Near the end Jerry finds himself in yet another car chase (again??) and this time instead of giant cranes with claws the antagonist hacks into an American UAV unmanned hunter-killer flying drone which takes off and fires a barrage of missiles at Jerry’s automobile. At this point the stakes are enormous and Jerry’s death becomes a must for the film’s villain yet they only use one drone? What about sending a squadron of them to just blast the entire section of road he’s on? Of course, the film doesn’t seem to care about these questions and proceeds on its merry path of alternating rousing action scenes with quieter moments.
Both Shia LaBeouf and Michelle Monaghan make an endearing heroic duo although their roles are much more rooted in the physical work rather than extended exposition that serves just as a vehicle to show the two falling in love. The film actually doesn’t bother to even go that far as there’s just not enough time to develop this relationship before another overblown action sequence is upon us.
Eagle Eye is one of those films that audiences will be glad they didn’t splurge to see in the theatres. On one hand it is engaging enough of an experience to shut your mind down and watch two young thespians running around like their life depended on it but it’s a total guilty pleasure whose plot doesn’t even hold a drop of common sense. In short, it’s the perfect definition of a big dumb blockbuster. For some that will be enough to justify a rental but for others just stay far far away.
** out of ****
2008, USA, 118minutes, Dreamworks, PG-13
Directed by D.J. Caruso
Screenplay by John Glenn, Travis Wright, Hillary Seitz, Dan McDermott
Produced by Patrick Crowley, Alex Kurtzman, Roberto Orci
Executive producer: Edward McDonnell, Steven Spielberg
Original Music by Brian Tyler
Cinematography by Dariusz Wolski
Jerry Shaw: Shia LaBeouf

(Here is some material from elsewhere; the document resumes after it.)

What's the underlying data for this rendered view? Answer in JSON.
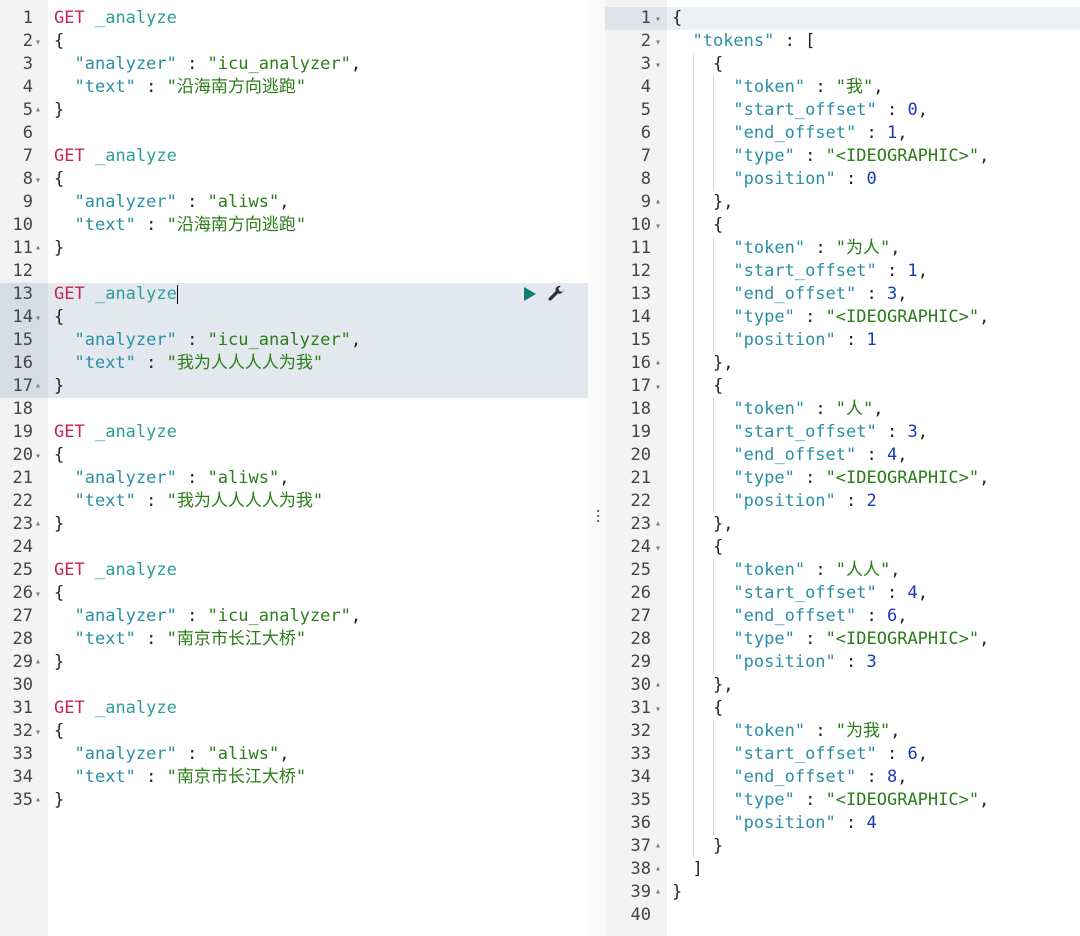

Rachel Holloman: Michelle Monaghan
Zoe Perez: Rosario Dawson
Defense Secretary Callister: Michael Chiklis
Major William Bowman: Anthony Mackie
Agent Toby Grant: Ethan Embry
Agent Thomas Morgan: Billy Bob Thornton
Ranim Khalid: Anthony Azizi
Sam Holloman: Cameron Boyce
Mrs. Wierzbowski: Lynn Cohen
Admiral Thompson: Bill Smitrovich
Mr. Miller: Charles Carroll
Jerry’s Dad: William Sadler
© 2009 The Galactic Pillow